Task brief: Look through the records, and wherever the string "資料維護" turns up, copy out that line.

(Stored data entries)
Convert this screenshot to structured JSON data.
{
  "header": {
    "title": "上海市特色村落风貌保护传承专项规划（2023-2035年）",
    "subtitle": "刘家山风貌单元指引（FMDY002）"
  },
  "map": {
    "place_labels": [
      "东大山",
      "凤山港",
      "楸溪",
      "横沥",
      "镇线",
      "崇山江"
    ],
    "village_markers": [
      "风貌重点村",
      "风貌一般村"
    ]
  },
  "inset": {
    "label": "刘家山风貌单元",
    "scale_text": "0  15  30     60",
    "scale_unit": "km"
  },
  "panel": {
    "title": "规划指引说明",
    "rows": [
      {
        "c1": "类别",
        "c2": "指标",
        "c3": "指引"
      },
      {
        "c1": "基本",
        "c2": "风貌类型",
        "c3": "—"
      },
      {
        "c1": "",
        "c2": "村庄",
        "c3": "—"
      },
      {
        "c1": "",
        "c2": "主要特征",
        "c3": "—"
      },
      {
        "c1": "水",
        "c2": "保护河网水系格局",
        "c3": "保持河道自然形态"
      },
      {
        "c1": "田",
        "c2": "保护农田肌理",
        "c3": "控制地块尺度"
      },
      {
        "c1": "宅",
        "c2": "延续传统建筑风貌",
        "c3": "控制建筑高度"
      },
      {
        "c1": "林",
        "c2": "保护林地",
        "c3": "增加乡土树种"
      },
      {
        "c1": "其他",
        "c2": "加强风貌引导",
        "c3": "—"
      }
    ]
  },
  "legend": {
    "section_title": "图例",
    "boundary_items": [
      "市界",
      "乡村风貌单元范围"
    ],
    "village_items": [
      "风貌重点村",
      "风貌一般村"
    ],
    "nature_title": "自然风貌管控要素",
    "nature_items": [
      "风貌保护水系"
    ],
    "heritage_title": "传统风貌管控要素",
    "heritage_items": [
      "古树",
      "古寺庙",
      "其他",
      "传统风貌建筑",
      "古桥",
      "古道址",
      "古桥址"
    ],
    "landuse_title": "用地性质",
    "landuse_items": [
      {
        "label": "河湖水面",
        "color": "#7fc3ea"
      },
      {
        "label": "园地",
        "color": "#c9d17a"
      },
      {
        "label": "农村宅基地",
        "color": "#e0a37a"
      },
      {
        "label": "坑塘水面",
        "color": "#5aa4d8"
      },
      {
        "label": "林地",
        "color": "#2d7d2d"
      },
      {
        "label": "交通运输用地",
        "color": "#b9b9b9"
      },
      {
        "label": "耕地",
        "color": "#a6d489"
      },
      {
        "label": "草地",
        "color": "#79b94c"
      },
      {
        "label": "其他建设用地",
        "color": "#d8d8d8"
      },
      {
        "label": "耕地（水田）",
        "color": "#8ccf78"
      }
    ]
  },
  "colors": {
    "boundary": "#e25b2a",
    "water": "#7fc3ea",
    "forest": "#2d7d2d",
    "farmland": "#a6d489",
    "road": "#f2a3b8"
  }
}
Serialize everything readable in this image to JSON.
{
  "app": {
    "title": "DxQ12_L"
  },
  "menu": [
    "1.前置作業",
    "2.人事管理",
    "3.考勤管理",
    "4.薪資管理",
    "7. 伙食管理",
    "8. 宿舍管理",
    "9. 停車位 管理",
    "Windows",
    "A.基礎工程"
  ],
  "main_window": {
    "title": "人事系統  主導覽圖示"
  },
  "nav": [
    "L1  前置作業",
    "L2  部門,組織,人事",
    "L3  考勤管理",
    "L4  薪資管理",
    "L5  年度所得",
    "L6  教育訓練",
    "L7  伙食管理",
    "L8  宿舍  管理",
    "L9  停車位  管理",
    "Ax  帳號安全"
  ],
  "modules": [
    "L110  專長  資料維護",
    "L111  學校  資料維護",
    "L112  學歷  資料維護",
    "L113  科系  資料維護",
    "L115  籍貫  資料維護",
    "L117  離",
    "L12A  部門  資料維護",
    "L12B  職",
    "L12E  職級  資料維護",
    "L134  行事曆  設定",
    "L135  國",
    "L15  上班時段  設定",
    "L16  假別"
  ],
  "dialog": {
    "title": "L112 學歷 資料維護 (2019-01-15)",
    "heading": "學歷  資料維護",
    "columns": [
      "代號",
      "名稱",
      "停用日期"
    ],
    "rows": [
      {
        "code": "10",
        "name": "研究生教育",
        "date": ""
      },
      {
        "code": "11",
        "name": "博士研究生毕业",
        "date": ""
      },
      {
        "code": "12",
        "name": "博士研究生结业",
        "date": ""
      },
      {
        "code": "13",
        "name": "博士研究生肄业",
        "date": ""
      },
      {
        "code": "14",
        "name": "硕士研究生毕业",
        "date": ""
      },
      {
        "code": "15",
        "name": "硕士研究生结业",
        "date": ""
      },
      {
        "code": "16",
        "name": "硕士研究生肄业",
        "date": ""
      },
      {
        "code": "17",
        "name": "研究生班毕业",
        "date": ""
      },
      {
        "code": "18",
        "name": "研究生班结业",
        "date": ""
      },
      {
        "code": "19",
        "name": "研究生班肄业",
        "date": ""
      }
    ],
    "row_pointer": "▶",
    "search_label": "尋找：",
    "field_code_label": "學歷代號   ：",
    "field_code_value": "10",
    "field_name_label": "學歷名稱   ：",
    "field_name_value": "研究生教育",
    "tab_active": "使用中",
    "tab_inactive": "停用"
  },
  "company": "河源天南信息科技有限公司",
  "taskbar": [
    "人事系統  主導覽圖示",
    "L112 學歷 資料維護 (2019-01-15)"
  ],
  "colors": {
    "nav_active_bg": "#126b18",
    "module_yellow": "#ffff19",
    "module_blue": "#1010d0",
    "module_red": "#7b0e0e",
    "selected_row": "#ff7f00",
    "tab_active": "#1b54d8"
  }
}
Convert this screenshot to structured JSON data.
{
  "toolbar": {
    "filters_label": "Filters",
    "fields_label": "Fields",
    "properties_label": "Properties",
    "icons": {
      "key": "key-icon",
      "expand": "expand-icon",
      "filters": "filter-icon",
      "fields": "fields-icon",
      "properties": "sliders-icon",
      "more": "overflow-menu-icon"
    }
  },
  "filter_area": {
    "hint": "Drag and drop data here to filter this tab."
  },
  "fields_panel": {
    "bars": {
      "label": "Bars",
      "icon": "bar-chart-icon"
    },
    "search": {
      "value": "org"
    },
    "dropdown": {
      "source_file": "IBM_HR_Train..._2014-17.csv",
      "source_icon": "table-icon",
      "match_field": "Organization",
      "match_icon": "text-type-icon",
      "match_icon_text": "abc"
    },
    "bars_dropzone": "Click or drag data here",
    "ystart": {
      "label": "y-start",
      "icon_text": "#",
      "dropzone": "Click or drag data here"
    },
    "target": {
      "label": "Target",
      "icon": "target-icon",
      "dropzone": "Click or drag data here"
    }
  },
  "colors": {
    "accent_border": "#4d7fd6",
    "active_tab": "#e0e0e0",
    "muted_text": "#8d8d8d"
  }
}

Answer:
    "L110  專長  資料維護",
    "L111  學校  資料維護",
    "L112  學歷  資料維護",
    "L113  科系  資料維護",
    "L115  籍貫  資料維護",
    "L12A  部門  資料維護",
    "L12E  職級  資料維護",
    "title": "L112 學歷 資料維護 (2019-01-15)",
    "heading": "學歷  資料維護",
    "L112 學歷 資料維護 (2019-01-15)"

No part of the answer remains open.